and Herbie Hancock
, guitarist Joe Pass
, saxophonist Jackie McLean
, and drummers Jack DeJohnette
and Bill Bruford
A nineteen-minute interpretation of "African Skies" pays homage to its creator, saxophonist Michael Brecker
. Pao, Tolentino and Monteiro all performed and/or recorded with Brecker, and the quartet really cooks on this free-spirited workout. Tolentino wisely follows his own path on a rousing tenor exploration, rather than trying to emulate the foremost post-Coltrane tenorist that Brecker was. Monteiro ratchets up the intensity a notch with a searching, extended solo before the quartet shifts down a gear, setting Pao loose with the task of bringing things back to the boil, which he does with a fluid, bluesy solo with plenty of bite. Chanutr Techatana-nan's effervescent, driving rhythms are a key to the dynamism of this track, and the quartet's energy throughout the recording.

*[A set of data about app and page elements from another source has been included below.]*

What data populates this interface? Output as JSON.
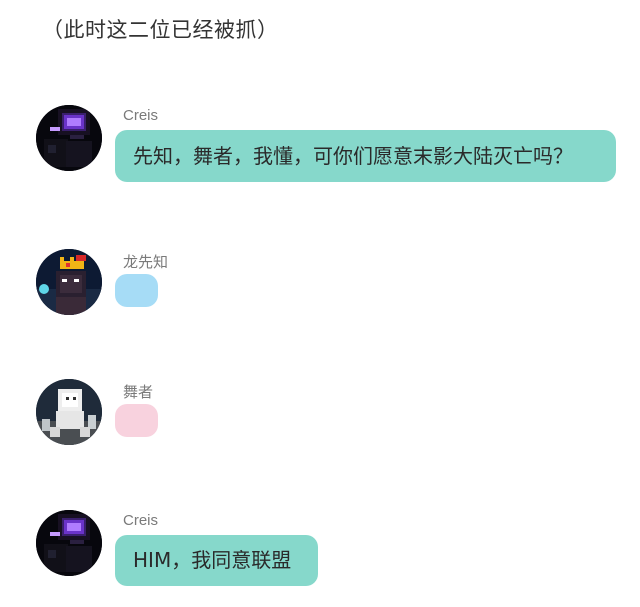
{
  "narration": "（此时这二位已经被抓）",
  "messages": [
    {
      "sender": "Creis",
      "avatar_icon": "enderman-avatar-icon",
      "text": "先知，舞者，我懂，可你们愿意末影大陆灭亡吗？",
      "bubble_color": "#86d8cb"
    },
    {
      "sender": "龙先知",
      "avatar_icon": "crowned-figure-avatar-icon",
      "text": "",
      "bubble_color": "#a6dcf6"
    },
    {
      "sender": "舞者",
      "avatar_icon": "white-figure-avatar-icon",
      "text": "",
      "bubble_color": "#f8d2de"
    },
    {
      "sender": "Creis",
      "avatar_icon": "enderman-avatar-icon",
      "text": "HIM，我同意联盟",
      "bubble_color": "#86d8cb"
    }
  ]
}
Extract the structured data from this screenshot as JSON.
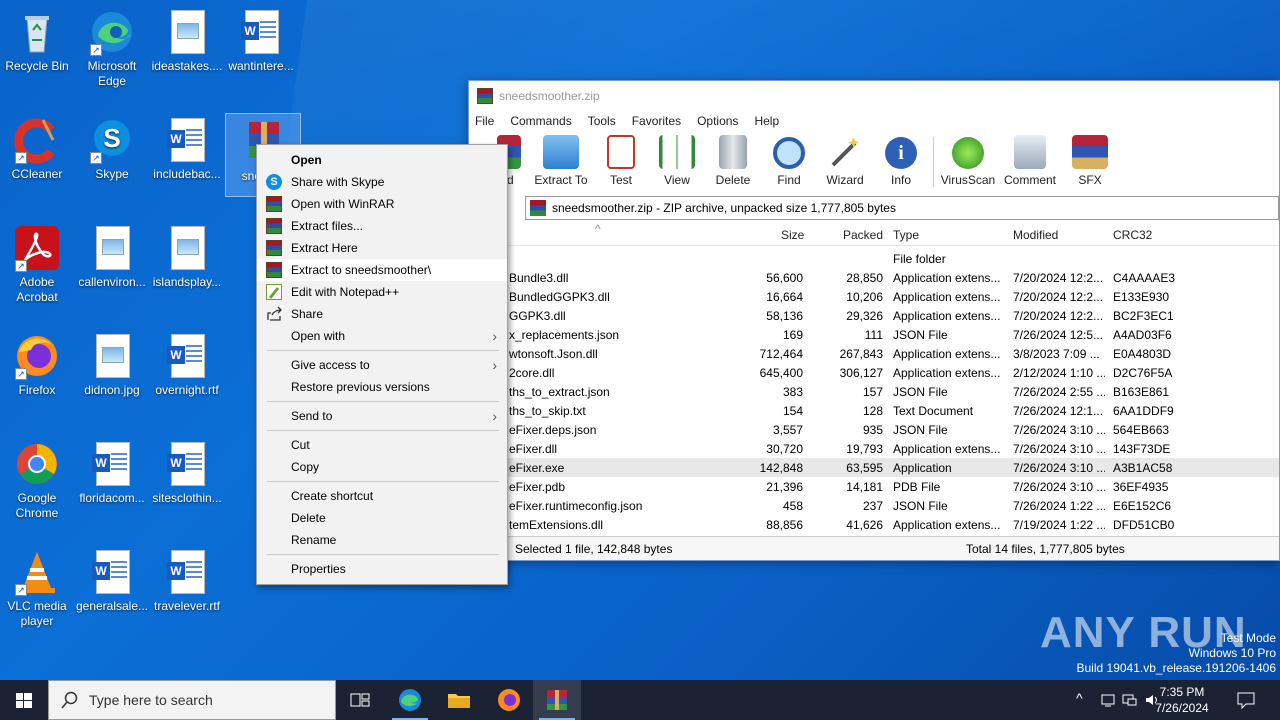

Burt Bacharach/Hal David's "This Guy's in Love" provides a beautiful oasis of slowly swinging calm, with Tolentino and Pao's lyricism to the fore. Another fine Monteiro solo opens Larry Goldings "Wrappin' it Up," before Tolentino picks up the reins with a snaking solo which gains gradually in potency. This mid-tempo number showcases more measured, though no less impressive playing from the quartet and Pao in turn shines with a mazy run.
Tolentino's swinging "Tiramisu"dedicated to Japanese trumpeter Terumasa Hino
clocks in at almost eighteen minutes and is perhaps the most ambitious and satisfying tune of the CD. The quartet burns on this hard-grooving number for the first eight minutes. Monteiro then unfolds a vaguely spacey solo over a drone before launching into adventurous improvised waters. Pao's liveliest playing of the session sets the seal on a powerful performance.
Jazz-fusionfor want of a better termis alive and kicking in Asia, as this excellent recording demonstrates. So far, only Asian audiences have been fortunate to see this incendiary quartet on tour. Hopefully, it will go into the studio with some original material soon and launch itself beyond Asia.